▸ **WORK TASK**:
The required answer is every line of the data containing the word "Adobe".

▸ **PROVIDED RECORDS**:
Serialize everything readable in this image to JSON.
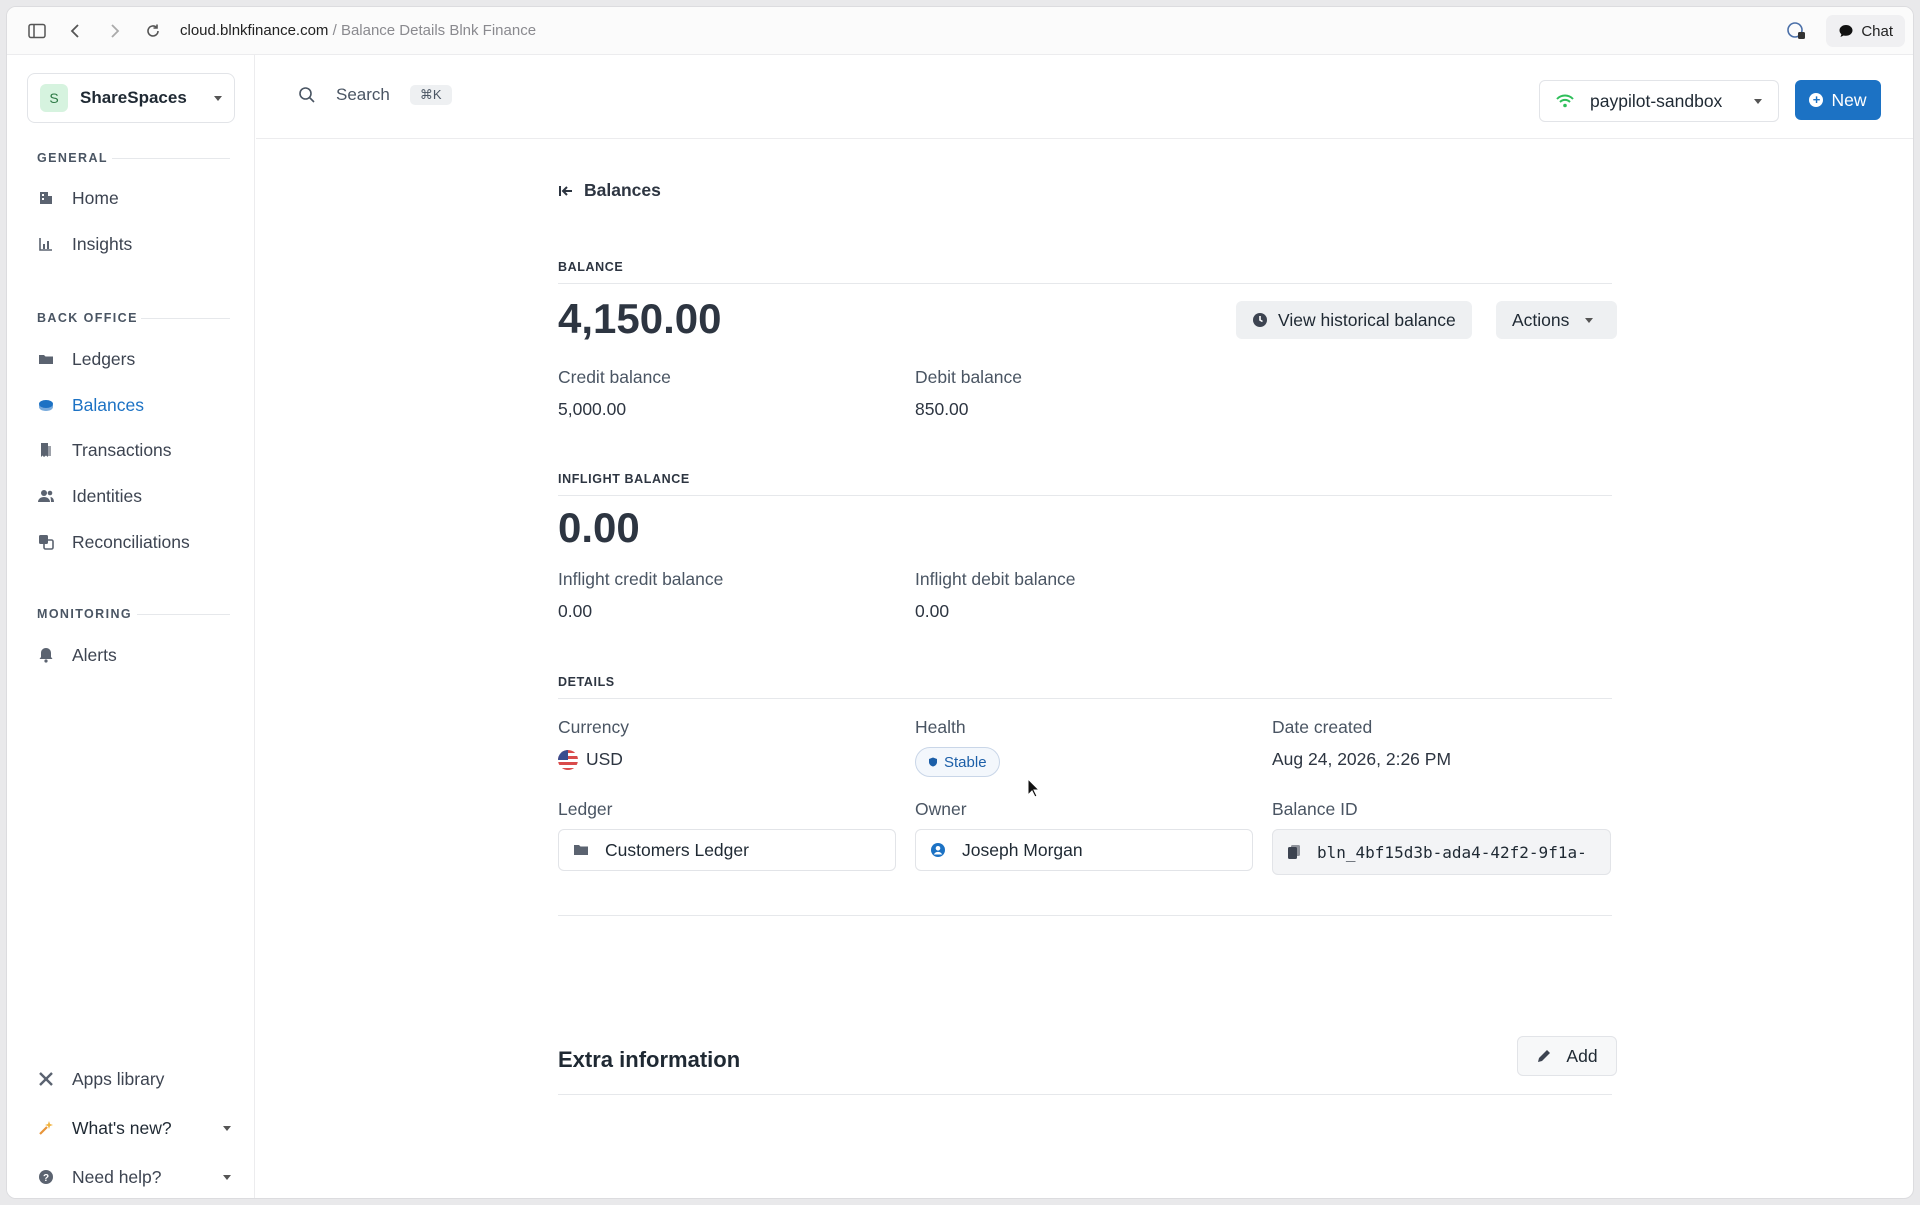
{
  "browser": {
    "url_domain": "cloud.blnkfinance.com",
    "url_separator": " / ",
    "url_page": "Balance Details Blnk Finance",
    "chat_label": "Chat"
  },
  "sidebar": {
    "workspace_initial": "S",
    "workspace_name": "ShareSpaces",
    "sections": {
      "general": "GENERAL",
      "back_office": "BACK OFFICE",
      "monitoring": "MONITORING"
    },
    "items": [
      {
        "label": "Home",
        "icon": "building-icon"
      },
      {
        "label": "Insights",
        "icon": "bar-chart-icon"
      },
      {
        "label": "Ledgers",
        "icon": "folder-icon"
      },
      {
        "label": "Balances",
        "icon": "coins-icon",
        "active": true
      },
      {
        "label": "Transactions",
        "icon": "receipt-icon"
      },
      {
        "label": "Identities",
        "icon": "users-icon"
      },
      {
        "label": "Reconciliations",
        "icon": "copy-icon"
      },
      {
        "label": "Alerts",
        "icon": "bell-icon"
      }
    ],
    "footer": {
      "apps_library": "Apps library",
      "whats_new": "What's new?",
      "need_help": "Need help?"
    }
  },
  "topbar": {
    "search_label": "Search",
    "search_shortcut": "⌘K",
    "environment": "paypilot-sandbox",
    "new_label": "New"
  },
  "main": {
    "back_label": "Balances",
    "balance_section": "BALANCE",
    "balance": "4,150.00",
    "view_historical_label": "View historical balance",
    "actions_label": "Actions",
    "credit_balance_label": "Credit balance",
    "credit_balance": "5,000.00",
    "debit_balance_label": "Debit balance",
    "debit_balance": "850.00",
    "inflight_section": "INFLIGHT BALANCE",
    "inflight_balance": "0.00",
    "inflight_credit_label": "Inflight credit balance",
    "inflight_credit": "0.00",
    "inflight_debit_label": "Inflight debit balance",
    "inflight_debit": "0.00",
    "details_section": "DETAILS",
    "currency_label": "Currency",
    "currency": "USD",
    "health_label": "Health",
    "health": "Stable",
    "date_created_label": "Date created",
    "date_created": "Aug 24, 2026, 2:26 PM",
    "ledger_label": "Ledger",
    "ledger": "Customers Ledger",
    "owner_label": "Owner",
    "owner": "Joseph Morgan",
    "balance_id_label": "Balance ID",
    "balance_id": "bln_4bf15d3b-ada4-42f2-9f1a-",
    "extra_info_title": "Extra information",
    "add_label": "Add"
  },
  "colors": {
    "accent": "#1c72c4",
    "text": "#1f2933",
    "muted": "#4a5563"
  }
}
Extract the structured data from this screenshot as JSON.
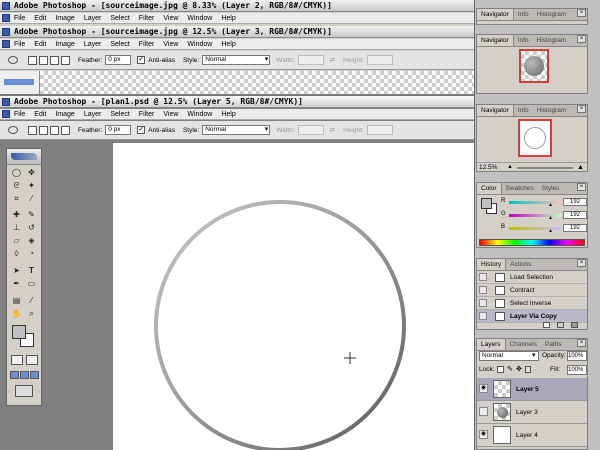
{
  "app_name": "Adobe Photoshop",
  "windows": [
    {
      "title": "Adobe Photoshop - [sourceimage.jpg @ 8.33% (Layer 2, RGB/8#/CMYK)]"
    },
    {
      "title": "Adobe Photoshop - [sourceimage.jpg @ 12.5% (Layer 3, RGB/8#/CMYK)]"
    },
    {
      "title": "Adobe Photoshop - [plan1.psd @ 12.5% (Layer 5, RGB/8#/CMYK)]"
    }
  ],
  "menu": [
    "File",
    "Edit",
    "Image",
    "Layer",
    "Select",
    "Filter",
    "View",
    "Window",
    "Help"
  ],
  "options_bar": {
    "feather_label": "Feather:",
    "feather_value": "0 px",
    "antialias_label": "Anti-alias",
    "style_label": "Style:",
    "style_value": "Normal",
    "width_label": "Width:",
    "height_label": "Height:"
  },
  "navigator": {
    "tabs": [
      "Navigator",
      "Info",
      "Histogram"
    ],
    "zoom": "12.5%"
  },
  "color": {
    "tabs": [
      "Color",
      "Swatches",
      "Styles"
    ],
    "channels": [
      {
        "label": "R",
        "value": "192"
      },
      {
        "label": "G",
        "value": "192"
      },
      {
        "label": "B",
        "value": "192"
      }
    ],
    "foreground": "#c0c0c0",
    "background": "#ffffff"
  },
  "history": {
    "tabs": [
      "History",
      "Actions"
    ],
    "items": [
      "Load Selection",
      "Contract",
      "Select Inverse",
      "Layer Via Copy"
    ]
  },
  "layers": {
    "tabs": [
      "Layers",
      "Channels",
      "Paths"
    ],
    "blend_mode": "Normal",
    "opacity_label": "Opacity:",
    "opacity_value": "100%",
    "lock_label": "Lock:",
    "fill_label": "Fill:",
    "fill_value": "100%",
    "items": [
      "Layer 5",
      "Layer 3",
      "Layer 4"
    ]
  },
  "icons": {
    "marquee": "elliptical-marquee-icon",
    "move": "move-icon",
    "crosshair": "crosshair-cursor-icon",
    "eye": "eye-icon"
  }
}
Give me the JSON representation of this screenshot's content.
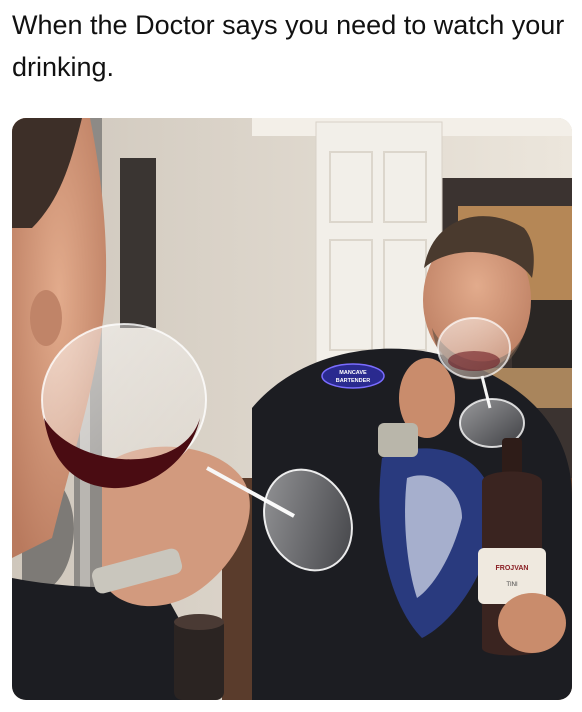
{
  "caption": "When the Doctor says you need to watch your drinking.",
  "photo": {
    "shirt_logo": [
      "MANCAVE",
      "BARTENDER"
    ],
    "bottle_label": [
      "FROJVAN",
      "TINI"
    ],
    "colors": {
      "wall": "#e4ddd2",
      "door": "#f2efe9",
      "wine": "#4a0c12",
      "shirt": "#1c1d22",
      "skin": "#d39a7c"
    }
  }
}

▸ **ANSWER SECTION**:
  "app_name": "Adobe Photoshop",
      "title": "Adobe Photoshop - [sourceimage.jpg @ 8.33% (Layer 2, RGB/8#/CMYK)]"
      "title": "Adobe Photoshop - [sourceimage.jpg @ 12.5% (Layer 3, RGB/8#/CMYK)]"
      "title": "Adobe Photoshop - [plan1.psd @ 12.5% (Layer 5, RGB/8#/CMYK)]"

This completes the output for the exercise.